"So many times, I thought he wasn't going to make it," Iris said as she watched her son play at the Garden. "People walk up to me now, strangers with articles or just to tell stories, and tell me how much they look up to my son, and I think, 'How far can this go?' For the first year of his life, I kept asking, 'Lord, when is he going to get better?'"
A strapping 10-pound baby at birth, Turner had chicken pox, pneumonia, asthma and measles before he celebrated a birthday. When a measles epidemic swept through Chicago in the winter of 1989, Iris found her baby so ill he couldn't even cry. She called a doctor who, presumably figuring she was exaggerating, suggested she come to the office. Guided instead by her mother's instincts, Iris took him to the emergency room.
"Doctors took one look at him and just took him away," Iris said. "They had tubes and machines and everything there in a second. He nearly died."
Turner survived the measles but had severe breathing problems. Surgery to remove his adenoids and tonsils eventually eased the struggles, but for the first year of his life, Turner slept on his mother's chest every night because when she put him on his back in his crib, he would almost stop breathing.
Continuing through his Job-like childhood, Turner survived being hit by a car as a 3-year-old (his mother saw him flip in the air and land on his head, but Turner walked away with just a concussion and stitches).
He also struggled to speak as a toddler. Saddled with oversize baby teeth and a difficult overbite, he was capable of talking, but only his older brother, Darius, could understand him. Even Iris would turn to Darius for interpretation and translation from the boy who called her "Bobba" because he couldn't say "Momma."
"I don't know what he would have done without Darius," Iris said of her two boys' special bond.
When Evan Turner was a sickly child, his mother Iris probably didn't think she'd be watching him play big-time college basketball one day.
Intense speech therapy helped Turner, but the sting of special classes and the frustration of not being understood left Turner reserved and insecure. "I'd be yelling, 'Darius, what does he want? What does he want?' and poor Evan would get so frustrated, he'd say, "Oh, nebber minb [mimicking the way Turner spoke]."

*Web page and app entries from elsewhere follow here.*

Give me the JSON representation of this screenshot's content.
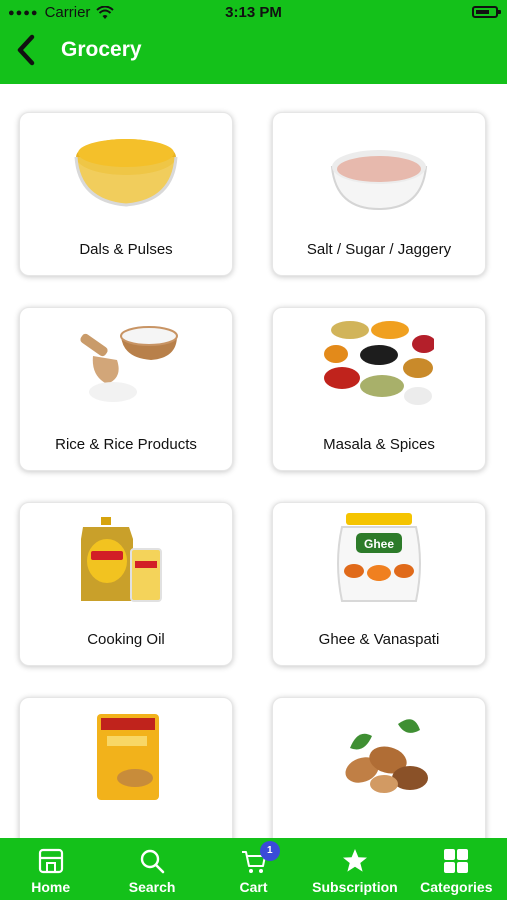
{
  "status_bar": {
    "carrier": "Carrier",
    "time": "3:13 PM"
  },
  "header": {
    "title": "Grocery"
  },
  "categories": [
    {
      "label": "Dals & Pulses",
      "icon": "lentils-bowl"
    },
    {
      "label": "Salt / Sugar / Jaggery",
      "icon": "salt-bowl"
    },
    {
      "label": "Rice & Rice Products",
      "icon": "rice-scoop"
    },
    {
      "label": "Masala & Spices",
      "icon": "spice-bowls"
    },
    {
      "label": "Cooking Oil",
      "icon": "oil-can"
    },
    {
      "label": "Ghee & Vanaspati",
      "icon": "ghee-jar"
    },
    {
      "label": "",
      "icon": "atta-pack"
    },
    {
      "label": "",
      "icon": "almonds"
    }
  ],
  "bottom_nav": {
    "items": [
      {
        "label": "Home",
        "icon": "store-icon"
      },
      {
        "label": "Search",
        "icon": "search-icon"
      },
      {
        "label": "Cart",
        "icon": "cart-icon",
        "badge": "1"
      },
      {
        "label": "Subscription",
        "icon": "star-icon"
      },
      {
        "label": "Categories",
        "icon": "grid-icon"
      }
    ]
  },
  "colors": {
    "primary": "#14c11a",
    "badge": "#3a4bd8"
  }
}
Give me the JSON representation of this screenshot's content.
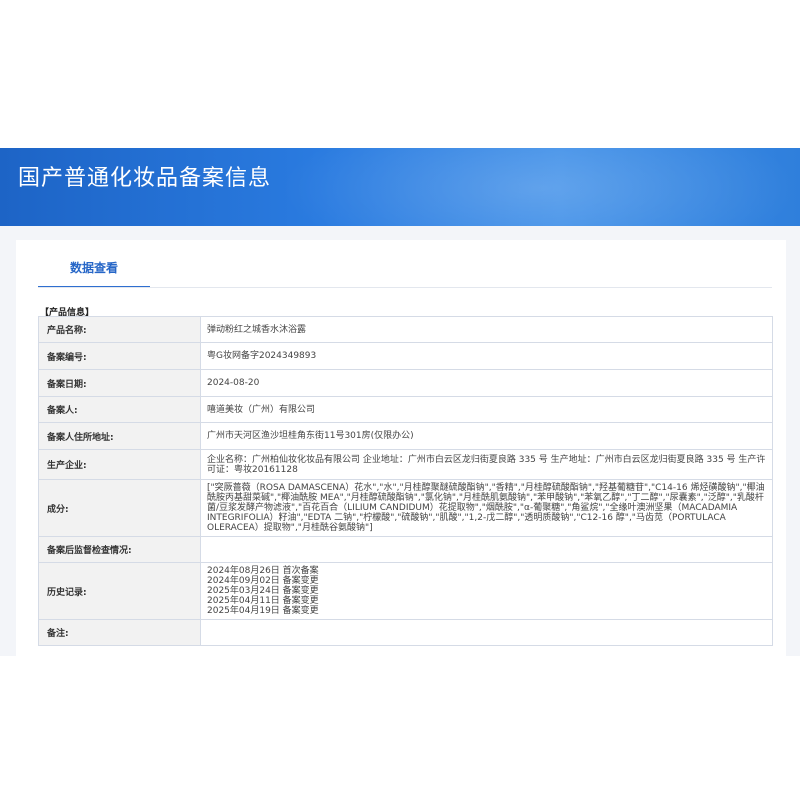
{
  "header": {
    "title": "国产普通化妆品备案信息"
  },
  "tabs": [
    {
      "label": "数据查看"
    }
  ],
  "section": {
    "title": "【产品信息】"
  },
  "rows": [
    {
      "label": "产品名称:",
      "value": "弹动粉红之城香水沐浴露"
    },
    {
      "label": "备案编号:",
      "value": "粤G妆网备字2024349893"
    },
    {
      "label": "备案日期:",
      "value": "2024-08-20"
    },
    {
      "label": "备案人:",
      "value": "嘻道美妆（广州）有限公司"
    },
    {
      "label": "备案人住所地址:",
      "value": "广州市天河区渔沙坦桂角东街11号301房(仅限办公)"
    },
    {
      "label": "生产企业:",
      "value": "企业名称：广州柏仙妆化妆品有限公司 企业地址：广州市白云区龙归街夏良路 335 号 生产地址：广州市白云区龙归街夏良路 335 号 生产许可证：粤妆20161128"
    },
    {
      "label": "成分:",
      "value": "[\"突厥蔷薇（ROSA DAMASCENA）花水\",\"水\",\"月桂醇聚醚硫酸酯钠\",\"香精\",\"月桂醇硫酸酯钠\",\"羟基葡糖苷\",\"C14-16 烯烃磺酸钠\",\"椰油酰胺丙基甜菜碱\",\"椰油酰胺 MEA\",\"月桂醇硫酸酯钠\",\"氯化钠\",\"月桂酰肌氨酸钠\",\"苯甲酸钠\",\"苯氧乙醇\",\"丁二醇\",\"尿囊素\",\"泛醇\",\"乳酸杆菌/豆浆发酵产物滤液\",\"百花百合（LILIUM CANDIDUM）花提取物\",\"烟酰胺\",\"α-葡聚糖\",\"角鲨烷\",\"全缘叶澳洲坚果（MACADAMIA INTEGRIFOLIA）籽油\",\"EDTA 二钠\",\"柠檬酸\",\"硫酸钠\",\"肌酸\",\"1,2-戊二醇\",\"透明质酸钠\",\"C12-16 醇\",\"马齿苋（PORTULACA OLERACEA）提取物\",\"月桂酰谷氨酸钠\"]"
    },
    {
      "label": "备案后监督检查情况:",
      "value": ""
    },
    {
      "label": "历史记录:",
      "value": "2024年08月26日 首次备案\n2024年09月02日 备案变更\n2025年03月24日 备案变更\n2025年04月11日 备案变更\n2025年04月19日 备案变更"
    },
    {
      "label": "备注:",
      "value": ""
    }
  ]
}
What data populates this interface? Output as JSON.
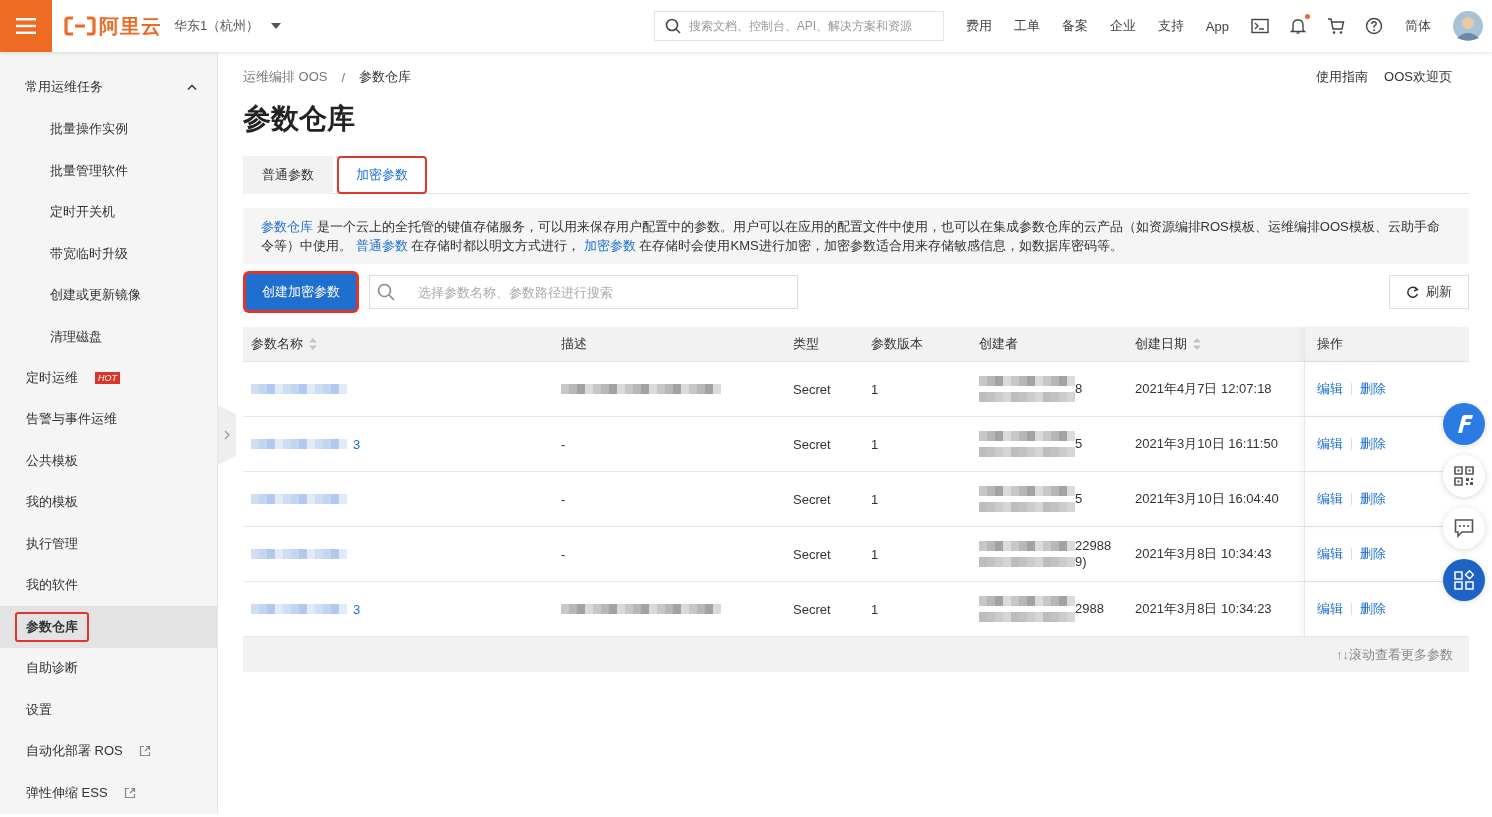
{
  "topbar": {
    "brand": "阿里云",
    "region": "华东1（杭州）",
    "search": {
      "placeholder": "搜索文档、控制台、API、解决方案和资源"
    },
    "links": [
      "费用",
      "工单",
      "备案",
      "企业",
      "支持",
      "App"
    ],
    "notification_dot": true,
    "language": "简体"
  },
  "sidebar": {
    "groups": [
      {
        "label": "常用运维任务",
        "expanded": true,
        "children": [
          {
            "label": "批量操作实例",
            "selected": false
          },
          {
            "label": "批量管理软件",
            "selected": false
          },
          {
            "label": "定时开关机",
            "selected": false
          },
          {
            "label": "带宽临时升级",
            "selected": false
          },
          {
            "label": "创建或更新镜像",
            "selected": false
          },
          {
            "label": "清理磁盘",
            "selected": false
          }
        ]
      }
    ],
    "items": [
      {
        "label": "定时运维",
        "badge": "HOT",
        "selected": false,
        "highlighted": false
      },
      {
        "label": "告警与事件运维",
        "selected": false,
        "highlighted": false
      },
      {
        "label": "公共模板",
        "selected": false,
        "highlighted": false
      },
      {
        "label": "我的模板",
        "selected": false,
        "highlighted": false
      },
      {
        "label": "执行管理",
        "selected": false,
        "highlighted": false
      },
      {
        "label": "我的软件",
        "selected": false,
        "highlighted": false
      },
      {
        "label": "参数仓库",
        "selected": true,
        "highlighted": true
      },
      {
        "label": "自助诊断",
        "selected": false,
        "highlighted": false
      },
      {
        "label": "设置",
        "selected": false,
        "highlighted": false
      },
      {
        "label": "自动化部署 ROS",
        "external": true,
        "selected": false,
        "highlighted": false
      },
      {
        "label": "弹性伸缩 ESS",
        "external": true,
        "selected": false,
        "highlighted": false
      }
    ]
  },
  "breadcrumb": {
    "items": [
      "运维编排 OOS",
      "参数仓库"
    ],
    "separator": "/"
  },
  "header_links": [
    "使用指南",
    "OOS欢迎页"
  ],
  "page_title": "参数仓库",
  "tabs": [
    {
      "label": "普通参数",
      "selected": false,
      "highlighted": false
    },
    {
      "label": "加密参数",
      "selected": true,
      "highlighted": true
    }
  ],
  "notice": [
    {
      "kind": "link",
      "text": "参数仓库"
    },
    {
      "kind": "text",
      "text": "是一个云上的全托管的键值存储服务，可以用来保存用户配置中的参数。用户可以在应用的配置文件中使用，也可以在集成参数仓库的云产品（如资源编排ROS模板、运维编排OOS模板、云助手命令等）中使用。"
    },
    {
      "kind": "link",
      "text": "普通参数"
    },
    {
      "kind": "text",
      "text": "在存储时都以明文方式进行，"
    },
    {
      "kind": "link",
      "text": "加密参数"
    },
    {
      "kind": "text",
      "text": "在存储时会使用KMS进行加密，加密参数适合用来存储敏感信息，如数据库密码等。"
    }
  ],
  "toolbar": {
    "create_button": {
      "label": "创建加密参数",
      "highlighted": true
    },
    "search": {
      "placeholder": "选择参数名称、参数路径进行搜索"
    },
    "refresh_button": "刷新"
  },
  "table": {
    "columns": [
      {
        "label": "参数名称",
        "sortable": true
      },
      {
        "label": "描述",
        "sortable": false
      },
      {
        "label": "类型",
        "sortable": false
      },
      {
        "label": "参数版本",
        "sortable": false
      },
      {
        "label": "创建者",
        "sortable": false
      },
      {
        "label": "创建日期",
        "sortable": true
      },
      {
        "label": "操作",
        "sortable": false
      }
    ],
    "rows": [
      {
        "name": {
          "redacted": true
        },
        "description": {
          "redacted": true
        },
        "type": "Secret",
        "version": "1",
        "creator": {
          "redacted": true,
          "tails": [
            "8"
          ]
        },
        "created": "2021年4月7日 12:07:18",
        "actions": [
          "编辑",
          "删除"
        ]
      },
      {
        "name": {
          "redacted": true,
          "tail": "3"
        },
        "description": {
          "text": "-"
        },
        "type": "Secret",
        "version": "1",
        "creator": {
          "redacted": true,
          "tails": [
            "5"
          ]
        },
        "created": "2021年3月10日 16:11:50",
        "actions": [
          "编辑",
          "删除"
        ]
      },
      {
        "name": {
          "redacted": true
        },
        "description": {
          "text": "-"
        },
        "type": "Secret",
        "version": "1",
        "creator": {
          "redacted": true,
          "tails": [
            "5"
          ]
        },
        "created": "2021年3月10日 16:04:40",
        "actions": [
          "编辑",
          "删除"
        ]
      },
      {
        "name": {
          "redacted": true
        },
        "description": {
          "text": "-"
        },
        "type": "Secret",
        "version": "1",
        "creator": {
          "redacted": true,
          "tails": [
            "22988",
            "9)"
          ]
        },
        "created": "2021年3月8日 10:34:43",
        "actions": [
          "编辑",
          "删除"
        ]
      },
      {
        "name": {
          "redacted": true,
          "tail": "3"
        },
        "description": {
          "redacted": true
        },
        "type": "Secret",
        "version": "1",
        "creator": {
          "redacted": true,
          "tails": [
            "2988"
          ]
        },
        "created": "2021年3月8日 10:34:23",
        "actions": [
          "编辑",
          "删除"
        ]
      }
    ],
    "footer": "↑↓滚动查看更多参数"
  }
}
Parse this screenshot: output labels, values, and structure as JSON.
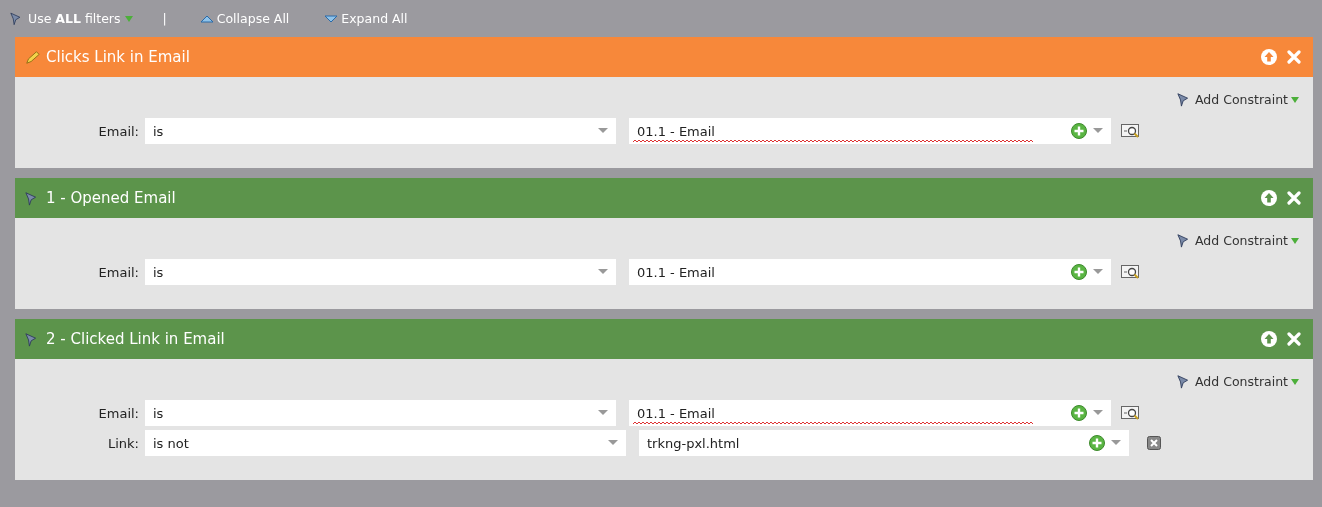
{
  "toolbar": {
    "filter_mode": {
      "prefix": "Use ",
      "bold": "ALL",
      "suffix": " filters"
    },
    "separator": "|",
    "collapse": "Collapse All",
    "expand": "Expand All"
  },
  "filters": [
    {
      "title": "Clicks Link in Email",
      "selected": true,
      "add_constraint": "Add Constraint",
      "constraints": [
        {
          "kind": "primary",
          "label": "Email:",
          "operator": "is",
          "value": "01.1 - Email",
          "misspelled": true
        }
      ]
    },
    {
      "title": "1 - Opened Email",
      "selected": false,
      "add_constraint": "Add Constraint",
      "constraints": [
        {
          "kind": "primary",
          "label": "Email:",
          "operator": "is",
          "value": "01.1 - Email"
        }
      ]
    },
    {
      "title": "2 - Clicked Link in Email",
      "selected": false,
      "add_constraint": "Add Constraint",
      "constraints": [
        {
          "kind": "primary",
          "label": "Email:",
          "operator": "is",
          "value": "01.1 - Email",
          "misspelled": true
        },
        {
          "kind": "added",
          "label": "Link:",
          "operator": "is not",
          "value": "trkng-pxl.html"
        }
      ]
    }
  ]
}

"I'm still shy, but I'm not insecure anymore," Turner said. "I just know how to hide it better. When I was little, I just didn't like being around big groups of people. I would just go outside by myself and play basketball. It was almost therapeutic."